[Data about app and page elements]
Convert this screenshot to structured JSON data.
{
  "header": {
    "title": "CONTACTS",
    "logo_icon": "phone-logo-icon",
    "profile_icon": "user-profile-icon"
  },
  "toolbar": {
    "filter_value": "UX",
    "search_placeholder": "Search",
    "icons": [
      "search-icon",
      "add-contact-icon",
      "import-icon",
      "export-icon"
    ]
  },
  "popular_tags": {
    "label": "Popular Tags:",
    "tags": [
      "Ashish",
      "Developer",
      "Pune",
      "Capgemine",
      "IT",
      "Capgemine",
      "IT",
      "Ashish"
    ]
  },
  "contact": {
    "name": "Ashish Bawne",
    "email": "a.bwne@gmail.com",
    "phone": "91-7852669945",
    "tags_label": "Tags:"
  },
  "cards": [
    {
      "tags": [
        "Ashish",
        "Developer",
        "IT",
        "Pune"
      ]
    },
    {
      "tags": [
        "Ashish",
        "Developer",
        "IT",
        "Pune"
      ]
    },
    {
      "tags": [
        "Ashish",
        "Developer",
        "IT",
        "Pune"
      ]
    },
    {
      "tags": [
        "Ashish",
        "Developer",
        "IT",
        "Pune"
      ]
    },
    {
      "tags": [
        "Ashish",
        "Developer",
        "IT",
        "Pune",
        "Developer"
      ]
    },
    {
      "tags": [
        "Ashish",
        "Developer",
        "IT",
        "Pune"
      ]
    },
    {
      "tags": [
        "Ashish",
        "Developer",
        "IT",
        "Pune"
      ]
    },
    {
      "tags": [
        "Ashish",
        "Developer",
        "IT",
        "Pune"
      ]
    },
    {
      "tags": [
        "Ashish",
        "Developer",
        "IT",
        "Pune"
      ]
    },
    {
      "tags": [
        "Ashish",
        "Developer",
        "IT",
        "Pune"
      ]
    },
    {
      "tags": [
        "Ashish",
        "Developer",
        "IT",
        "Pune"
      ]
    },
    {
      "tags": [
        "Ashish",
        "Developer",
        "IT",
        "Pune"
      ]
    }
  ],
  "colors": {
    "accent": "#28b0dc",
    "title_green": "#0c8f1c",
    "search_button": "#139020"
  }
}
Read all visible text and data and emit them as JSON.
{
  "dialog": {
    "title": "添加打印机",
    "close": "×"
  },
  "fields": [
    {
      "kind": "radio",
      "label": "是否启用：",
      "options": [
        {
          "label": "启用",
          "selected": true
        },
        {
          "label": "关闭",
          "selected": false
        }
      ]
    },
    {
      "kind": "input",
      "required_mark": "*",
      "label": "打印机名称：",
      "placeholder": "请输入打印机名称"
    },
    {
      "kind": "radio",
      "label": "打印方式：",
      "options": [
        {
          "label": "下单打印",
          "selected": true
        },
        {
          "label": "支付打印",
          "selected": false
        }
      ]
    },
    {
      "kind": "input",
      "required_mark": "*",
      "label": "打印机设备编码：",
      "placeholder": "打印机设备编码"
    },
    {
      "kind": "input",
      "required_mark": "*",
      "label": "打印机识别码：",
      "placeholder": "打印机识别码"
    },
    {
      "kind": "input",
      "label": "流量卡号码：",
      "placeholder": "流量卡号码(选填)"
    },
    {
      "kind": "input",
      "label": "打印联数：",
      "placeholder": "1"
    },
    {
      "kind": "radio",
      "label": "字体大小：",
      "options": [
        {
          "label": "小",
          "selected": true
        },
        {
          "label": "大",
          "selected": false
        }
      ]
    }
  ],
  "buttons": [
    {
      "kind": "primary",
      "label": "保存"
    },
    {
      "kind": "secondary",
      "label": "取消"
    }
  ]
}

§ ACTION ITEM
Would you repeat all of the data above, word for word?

§ FINAL ANSWER
Convert this screenshot to structured JSON data.
{
  "header": {
    "title": "CONTACTS",
    "logo_icon": "phone-logo-icon",
    "profile_icon": "user-profile-icon"
  },
  "toolbar": {
    "filter_value": "UX",
    "search_placeholder": "Search",
    "icons": [
      "search-icon",
      "add-contact-icon",
      "import-icon",
      "export-icon"
    ]
  },
  "popular_tags": {
    "label": "Popular Tags:",
    "tags": [
      "Ashish",
      "Developer",
      "Pune",
      "Capgemine",
      "IT",
      "Capgemine",
      "IT",
      "Ashish"
    ]
  },
  "contact": {
    "name": "Ashish Bawne",
    "email": "a.bwne@gmail.com",
    "phone": "91-7852669945",
    "tags_label": "Tags:"
  },
  "cards": [
    {
      "tags": [
        "Ashish",
        "Developer",
        "IT",
        "Pune"
      ]
    },
    {
      "tags": [
        "Ashish",
        "Developer",
        "IT",
        "Pune"
      ]
    },
    {
      "tags": [
        "Ashish",
        "Developer",
        "IT",
        "Pune"
      ]
    },
    {
      "tags": [
        "Ashish",
        "Developer",
        "IT",
        "Pune"
      ]
    },
    {
      "tags": [
        "Ashish",
        "Developer",
        "IT",
        "Pune",
        "Developer"
      ]
    },
    {
      "tags": [
        "Ashish",
        "Developer",
        "IT",
        "Pune"
      ]
    },
    {
      "tags": [
        "Ashish",
        "Developer",
        "IT",
        "Pune"
      ]
    },
    {
      "tags": [
        "Ashish",
        "Developer",
        "IT",
        "Pune"
      ]
    },
    {
      "tags": [
        "Ashish",
        "Developer",
        "IT",
        "Pune"
      ]
    },
    {
      "tags": [
        "Ashish",
        "Developer",
        "IT",
        "Pune"
      ]
    },
    {
      "tags": [
        "Ashish",
        "Developer",
        "IT",
        "Pune"
      ]
    },
    {
      "tags": [
        "Ashish",
        "Developer",
        "IT",
        "Pune"
      ]
    }
  ],
  "colors": {
    "accent": "#28b0dc",
    "title_green": "#0c8f1c",
    "search_button": "#139020"
  }
}
Read all visible text and data and emit them as JSON.
{
  "dialog": {
    "title": "添加打印机",
    "close": "×"
  },
  "fields": [
    {
      "kind": "radio",
      "label": "是否启用：",
      "options": [
        {
          "label": "启用",
          "selected": true
        },
        {
          "label": "关闭",
          "selected": false
        }
      ]
    },
    {
      "kind": "input",
      "required_mark": "*",
      "label": "打印机名称：",
      "placeholder": "请输入打印机名称"
    },
    {
      "kind": "radio",
      "label": "打印方式：",
      "options": [
        {
          "label": "下单打印",
          "selected": true
        },
        {
          "label": "支付打印",
          "selected": false
        }
      ]
    },
    {
      "kind": "input",
      "required_mark": "*",
      "label": "打印机设备编码：",
      "placeholder": "打印机设备编码"
    },
    {
      "kind": "input",
      "required_mark": "*",
      "label": "打印机识别码：",
      "placeholder": "打印机识别码"
    },
    {
      "kind": "input",
      "label": "流量卡号码：",
      "placeholder": "流量卡号码(选填)"
    },
    {
      "kind": "input",
      "label": "打印联数：",
      "placeholder": "1"
    },
    {
      "kind": "radio",
      "label": "字体大小：",
      "options": [
        {
          "label": "小",
          "selected": true
        },
        {
          "label": "大",
          "selected": false
        }
      ]
    }
  ],
  "buttons": [
    {
      "kind": "primary",
      "label": "保存"
    },
    {
      "kind": "secondary",
      "label": "取消"
    }
  ]
}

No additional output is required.